- _DATASET RECORDS_
☆ ☆ ☆ ☆ ☆ ☆ ☆

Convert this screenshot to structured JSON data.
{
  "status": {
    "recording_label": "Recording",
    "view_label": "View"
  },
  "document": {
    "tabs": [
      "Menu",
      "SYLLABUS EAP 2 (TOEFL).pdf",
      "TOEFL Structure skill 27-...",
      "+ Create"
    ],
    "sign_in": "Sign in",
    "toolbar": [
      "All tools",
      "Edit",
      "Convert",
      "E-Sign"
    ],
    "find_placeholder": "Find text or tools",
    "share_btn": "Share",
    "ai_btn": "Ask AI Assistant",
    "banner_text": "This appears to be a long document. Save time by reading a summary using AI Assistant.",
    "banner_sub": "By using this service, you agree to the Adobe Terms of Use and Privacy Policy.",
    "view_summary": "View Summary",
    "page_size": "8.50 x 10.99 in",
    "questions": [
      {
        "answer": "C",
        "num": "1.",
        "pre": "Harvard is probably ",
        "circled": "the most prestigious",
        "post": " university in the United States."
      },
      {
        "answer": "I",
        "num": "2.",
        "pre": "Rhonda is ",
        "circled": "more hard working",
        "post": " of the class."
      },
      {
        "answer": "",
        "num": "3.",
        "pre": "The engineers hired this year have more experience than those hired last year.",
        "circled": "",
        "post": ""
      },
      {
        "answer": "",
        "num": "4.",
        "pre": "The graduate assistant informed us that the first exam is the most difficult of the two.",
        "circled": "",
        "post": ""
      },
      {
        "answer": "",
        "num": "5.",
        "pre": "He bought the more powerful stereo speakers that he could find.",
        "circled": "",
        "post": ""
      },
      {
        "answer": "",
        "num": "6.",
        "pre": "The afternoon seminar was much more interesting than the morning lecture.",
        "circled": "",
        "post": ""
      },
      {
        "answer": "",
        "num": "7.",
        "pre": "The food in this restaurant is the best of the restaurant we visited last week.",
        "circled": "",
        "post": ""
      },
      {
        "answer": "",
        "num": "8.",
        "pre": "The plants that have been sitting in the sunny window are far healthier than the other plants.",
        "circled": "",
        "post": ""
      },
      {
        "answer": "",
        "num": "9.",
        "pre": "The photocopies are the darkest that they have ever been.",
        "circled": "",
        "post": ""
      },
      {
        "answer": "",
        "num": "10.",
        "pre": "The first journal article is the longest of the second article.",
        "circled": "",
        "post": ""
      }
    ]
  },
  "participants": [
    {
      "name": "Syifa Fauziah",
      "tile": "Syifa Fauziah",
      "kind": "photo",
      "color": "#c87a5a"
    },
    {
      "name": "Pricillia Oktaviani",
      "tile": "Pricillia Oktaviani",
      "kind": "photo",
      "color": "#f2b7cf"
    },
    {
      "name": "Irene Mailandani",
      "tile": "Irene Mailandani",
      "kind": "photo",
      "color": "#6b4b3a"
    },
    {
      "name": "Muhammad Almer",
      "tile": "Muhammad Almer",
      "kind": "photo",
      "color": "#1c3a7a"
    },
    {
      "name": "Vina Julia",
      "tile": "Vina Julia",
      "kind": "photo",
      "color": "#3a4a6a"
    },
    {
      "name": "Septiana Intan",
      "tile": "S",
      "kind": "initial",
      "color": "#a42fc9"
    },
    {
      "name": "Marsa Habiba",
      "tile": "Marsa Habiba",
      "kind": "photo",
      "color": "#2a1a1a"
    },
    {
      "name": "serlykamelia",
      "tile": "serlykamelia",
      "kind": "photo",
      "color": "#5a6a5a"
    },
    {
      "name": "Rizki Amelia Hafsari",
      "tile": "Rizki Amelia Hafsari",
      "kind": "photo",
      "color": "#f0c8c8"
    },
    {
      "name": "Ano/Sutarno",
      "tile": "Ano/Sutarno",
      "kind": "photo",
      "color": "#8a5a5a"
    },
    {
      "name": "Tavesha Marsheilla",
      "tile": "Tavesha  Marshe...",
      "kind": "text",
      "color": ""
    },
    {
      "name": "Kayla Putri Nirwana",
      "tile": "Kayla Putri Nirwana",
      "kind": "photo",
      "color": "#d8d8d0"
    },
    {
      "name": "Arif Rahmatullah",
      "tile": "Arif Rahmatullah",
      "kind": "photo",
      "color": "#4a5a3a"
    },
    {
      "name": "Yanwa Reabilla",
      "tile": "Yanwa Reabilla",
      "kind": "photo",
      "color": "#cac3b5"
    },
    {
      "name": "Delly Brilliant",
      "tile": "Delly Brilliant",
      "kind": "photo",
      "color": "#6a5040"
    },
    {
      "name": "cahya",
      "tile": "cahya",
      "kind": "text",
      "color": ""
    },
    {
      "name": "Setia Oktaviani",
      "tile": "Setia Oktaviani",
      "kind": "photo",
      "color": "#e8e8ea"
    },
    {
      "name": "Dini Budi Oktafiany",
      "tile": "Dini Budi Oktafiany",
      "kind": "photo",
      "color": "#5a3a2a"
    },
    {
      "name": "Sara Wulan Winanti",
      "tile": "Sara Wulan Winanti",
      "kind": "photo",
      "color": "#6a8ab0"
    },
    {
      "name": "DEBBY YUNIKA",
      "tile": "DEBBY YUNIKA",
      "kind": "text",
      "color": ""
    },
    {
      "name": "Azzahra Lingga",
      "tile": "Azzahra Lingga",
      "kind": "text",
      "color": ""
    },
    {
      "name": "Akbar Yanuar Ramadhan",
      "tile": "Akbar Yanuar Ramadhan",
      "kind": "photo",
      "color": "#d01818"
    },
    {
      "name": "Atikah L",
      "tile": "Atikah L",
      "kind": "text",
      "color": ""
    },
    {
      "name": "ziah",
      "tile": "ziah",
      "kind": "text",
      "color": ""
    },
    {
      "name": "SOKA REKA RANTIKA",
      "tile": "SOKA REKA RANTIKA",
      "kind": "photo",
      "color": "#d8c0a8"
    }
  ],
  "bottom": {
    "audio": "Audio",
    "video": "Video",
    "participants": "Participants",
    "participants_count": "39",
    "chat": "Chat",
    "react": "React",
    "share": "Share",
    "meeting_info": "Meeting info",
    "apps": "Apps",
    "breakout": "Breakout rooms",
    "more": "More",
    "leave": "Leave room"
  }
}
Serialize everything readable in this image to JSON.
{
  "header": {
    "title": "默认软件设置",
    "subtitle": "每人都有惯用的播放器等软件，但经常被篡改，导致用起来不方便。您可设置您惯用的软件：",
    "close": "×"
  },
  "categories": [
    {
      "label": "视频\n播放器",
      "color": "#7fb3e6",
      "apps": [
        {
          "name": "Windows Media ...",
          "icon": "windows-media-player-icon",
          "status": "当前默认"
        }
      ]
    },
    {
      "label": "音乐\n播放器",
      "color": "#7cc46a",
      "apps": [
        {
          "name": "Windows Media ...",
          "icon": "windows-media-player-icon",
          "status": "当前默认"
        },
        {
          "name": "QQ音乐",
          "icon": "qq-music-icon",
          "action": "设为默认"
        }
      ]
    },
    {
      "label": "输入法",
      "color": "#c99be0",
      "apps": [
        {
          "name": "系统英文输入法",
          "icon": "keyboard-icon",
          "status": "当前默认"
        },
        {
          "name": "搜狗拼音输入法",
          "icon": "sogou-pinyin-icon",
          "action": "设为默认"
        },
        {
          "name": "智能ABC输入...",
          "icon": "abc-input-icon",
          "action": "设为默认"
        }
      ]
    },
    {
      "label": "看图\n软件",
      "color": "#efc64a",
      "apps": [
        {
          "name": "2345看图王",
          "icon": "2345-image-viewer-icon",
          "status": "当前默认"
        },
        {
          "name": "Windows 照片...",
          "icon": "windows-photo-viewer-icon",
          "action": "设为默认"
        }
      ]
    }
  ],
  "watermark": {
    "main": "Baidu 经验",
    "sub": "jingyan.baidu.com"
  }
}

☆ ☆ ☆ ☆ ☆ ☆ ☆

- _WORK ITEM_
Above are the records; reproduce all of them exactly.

- _ANSWER SPACE_
Convert this screenshot to structured JSON data.
{
  "status": {
    "recording_label": "Recording",
    "view_label": "View"
  },
  "document": {
    "tabs": [
      "Menu",
      "SYLLABUS EAP 2 (TOEFL).pdf",
      "TOEFL Structure skill 27-...",
      "+ Create"
    ],
    "sign_in": "Sign in",
    "toolbar": [
      "All tools",
      "Edit",
      "Convert",
      "E-Sign"
    ],
    "find_placeholder": "Find text or tools",
    "share_btn": "Share",
    "ai_btn": "Ask AI Assistant",
    "banner_text": "This appears to be a long document. Save time by reading a summary using AI Assistant.",
    "banner_sub": "By using this service, you agree to the Adobe Terms of Use and Privacy Policy.",
    "view_summary": "View Summary",
    "page_size": "8.50 x 10.99 in",
    "questions": [
      {
        "answer": "C",
        "num": "1.",
        "pre": "Harvard is probably ",
        "circled": "the most prestigious",
        "post": " university in the United States."
      },
      {
        "answer": "I",
        "num": "2.",
        "pre": "Rhonda is ",
        "circled": "more hard working",
        "post": " of the class."
      },
      {
        "answer": "",
        "num": "3.",
        "pre": "The engineers hired this year have more experience than those hired last year.",
        "circled": "",
        "post": ""
      },
      {
        "answer": "",
        "num": "4.",
        "pre": "The graduate assistant informed us that the first exam is the most difficult of the two.",
        "circled": "",
        "post": ""
      },
      {
        "answer": "",
        "num": "5.",
        "pre": "He bought the more powerful stereo speakers that he could find.",
        "circled": "",
        "post": ""
      },
      {
        "answer": "",
        "num": "6.",
        "pre": "The afternoon seminar was much more interesting than the morning lecture.",
        "circled": "",
        "post": ""
      },
      {
        "answer": "",
        "num": "7.",
        "pre": "The food in this restaurant is the best of the restaurant we visited last week.",
        "circled": "",
        "post": ""
      },
      {
        "answer": "",
        "num": "8.",
        "pre": "The plants that have been sitting in the sunny window are far healthier than the other plants.",
        "circled": "",
        "post": ""
      },
      {
        "answer": "",
        "num": "9.",
        "pre": "The photocopies are the darkest that they have ever been.",
        "circled": "",
        "post": ""
      },
      {
        "answer": "",
        "num": "10.",
        "pre": "The first journal article is the longest of the second article.",
        "circled": "",
        "post": ""
      }
    ]
  },
  "participants": [
    {
      "name": "Syifa Fauziah",
      "tile": "Syifa Fauziah",
      "kind": "photo",
      "color": "#c87a5a"
    },
    {
      "name": "Pricillia Oktaviani",
      "tile": "Pricillia Oktaviani",
      "kind": "photo",
      "color": "#f2b7cf"
    },
    {
      "name": "Irene Mailandani",
      "tile": "Irene Mailandani",
      "kind": "photo",
      "color": "#6b4b3a"
    },
    {
      "name": "Muhammad Almer",
      "tile": "Muhammad Almer",
      "kind": "photo",
      "color": "#1c3a7a"
    },
    {
      "name": "Vina Julia",
      "tile": "Vina Julia",
      "kind": "photo",
      "color": "#3a4a6a"
    },
    {
      "name": "Septiana Intan",
      "tile": "S",
      "kind": "initial",
      "color": "#a42fc9"
    },
    {
      "name": "Marsa Habiba",
      "tile": "Marsa Habiba",
      "kind": "photo",
      "color": "#2a1a1a"
    },
    {
      "name": "serlykamelia",
      "tile": "serlykamelia",
      "kind": "photo",
      "color": "#5a6a5a"
    },
    {
      "name": "Rizki Amelia Hafsari",
      "tile": "Rizki Amelia Hafsari",
      "kind": "photo",
      "color": "#f0c8c8"
    },
    {
      "name": "Ano/Sutarno",
      "tile": "Ano/Sutarno",
      "kind": "photo",
      "color": "#8a5a5a"
    },
    {
      "name": "Tavesha Marsheilla",
      "tile": "Tavesha  Marshe...",
      "kind": "text",
      "color": ""
    },
    {
      "name": "Kayla Putri Nirwana",
      "tile": "Kayla Putri Nirwana",
      "kind": "photo",
      "color": "#d8d8d0"
    },
    {
      "name": "Arif Rahmatullah",
      "tile": "Arif Rahmatullah",
      "kind": "photo",
      "color": "#4a5a3a"
    },
    {
      "name": "Yanwa Reabilla",
      "tile": "Yanwa Reabilla",
      "kind": "photo",
      "color": "#cac3b5"
    },
    {
      "name": "Delly Brilliant",
      "tile": "Delly Brilliant",
      "kind": "photo",
      "color": "#6a5040"
    },
    {
      "name": "cahya",
      "tile": "cahya",
      "kind": "text",
      "color": ""
    },
    {
      "name": "Setia Oktaviani",
      "tile": "Setia Oktaviani",
      "kind": "photo",
      "color": "#e8e8ea"
    },
    {
      "name": "Dini Budi Oktafiany",
      "tile": "Dini Budi Oktafiany",
      "kind": "photo",
      "color": "#5a3a2a"
    },
    {
      "name": "Sara Wulan Winanti",
      "tile": "Sara Wulan Winanti",
      "kind": "photo",
      "color": "#6a8ab0"
    },
    {
      "name": "DEBBY YUNIKA",
      "tile": "DEBBY YUNIKA",
      "kind": "text",
      "color": ""
    },
    {
      "name": "Azzahra Lingga",
      "tile": "Azzahra Lingga",
      "kind": "text",
      "color": ""
    },
    {
      "name": "Akbar Yanuar Ramadhan",
      "tile": "Akbar Yanuar Ramadhan",
      "kind": "photo",
      "color": "#d01818"
    },
    {
      "name": "Atikah L",
      "tile": "Atikah L",
      "kind": "text",
      "color": ""
    },
    {
      "name": "ziah",
      "tile": "ziah",
      "kind": "text",
      "color": ""
    },
    {
      "name": "SOKA REKA RANTIKA",
      "tile": "SOKA REKA RANTIKA",
      "kind": "photo",
      "color": "#d8c0a8"
    }
  ],
  "bottom": {
    "audio": "Audio",
    "video": "Video",
    "participants": "Participants",
    "participants_count": "39",
    "chat": "Chat",
    "react": "React",
    "share": "Share",
    "meeting_info": "Meeting info",
    "apps": "Apps",
    "breakout": "Breakout rooms",
    "more": "More",
    "leave": "Leave room"
  }
}
Serialize everything readable in this image to JSON.
{
  "header": {
    "title": "默认软件设置",
    "subtitle": "每人都有惯用的播放器等软件，但经常被篡改，导致用起来不方便。您可设置您惯用的软件：",
    "close": "×"
  },
  "categories": [
    {
      "label": "视频\n播放器",
      "color": "#7fb3e6",
      "apps": [
        {
          "name": "Windows Media ...",
          "icon": "windows-media-player-icon",
          "status": "当前默认"
        }
      ]
    },
    {
      "label": "音乐\n播放器",
      "color": "#7cc46a",
      "apps": [
        {
          "name": "Windows Media ...",
          "icon": "windows-media-player-icon",
          "status": "当前默认"
        },
        {
          "name": "QQ音乐",
          "icon": "qq-music-icon",
          "action": "设为默认"
        }
      ]
    },
    {
      "label": "输入法",
      "color": "#c99be0",
      "apps": [
        {
          "name": "系统英文输入法",
          "icon": "keyboard-icon",
          "status": "当前默认"
        },
        {
          "name": "搜狗拼音输入法",
          "icon": "sogou-pinyin-icon",
          "action": "设为默认"
        },
        {
          "name": "智能ABC输入...",
          "icon": "abc-input-icon",
          "action": "设为默认"
        }
      ]
    },
    {
      "label": "看图\n软件",
      "color": "#efc64a",
      "apps": [
        {
          "name": "2345看图王",
          "icon": "2345-image-viewer-icon",
          "status": "当前默认"
        },
        {
          "name": "Windows 照片...",
          "icon": "windows-photo-viewer-icon",
          "action": "设为默认"
        }
      ]
    }
  ],
  "watermark": {
    "main": "Baidu 经验",
    "sub": "jingyan.baidu.com"
  }
}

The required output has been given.